Community Safety MEC Sizakele Nkosi-Malobane explained that the survivors are accommodated at Ikhaya Lethemba, where as part of the package of services, they received psycho-social and medico legal assistance for a period of up to nine months. Other services offered at the centre cover a complete scope of gender-based violence as professional screening; family violence and child protection services; therapy and family justice services.
The centre is in partnership with the Institute of Health and Social Care as well as the Johannesburg Institute for Education and Training.
They provide survivors with a range of courses such as home-based care, palliative care; ancillary nursing; child and youth care as well as a hair, nail and beauty course.

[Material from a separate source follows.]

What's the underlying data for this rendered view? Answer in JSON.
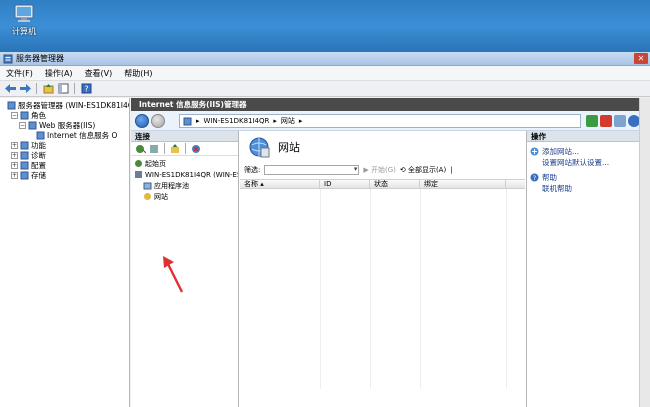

At the ceremony, Nkosi-Malobane said: “I understand that you have walked a difficult journey to be where you are today. I am in awe of the perseverance, the faith and strength you have displayed during the most painful season of your lives. Looking back from the time you walked into our centre - it gives me great pleasure to celebrate your graduation day.”
When asked which part of the course she enjoyed the most, Ndlela said: “I mostly enjoyed the practical part of the home-based care course, which we did at Helen Joseph Hospital.”
Ndlela said from now on, she will be volunteering at various organisations so she can add experience into her theoretical studies.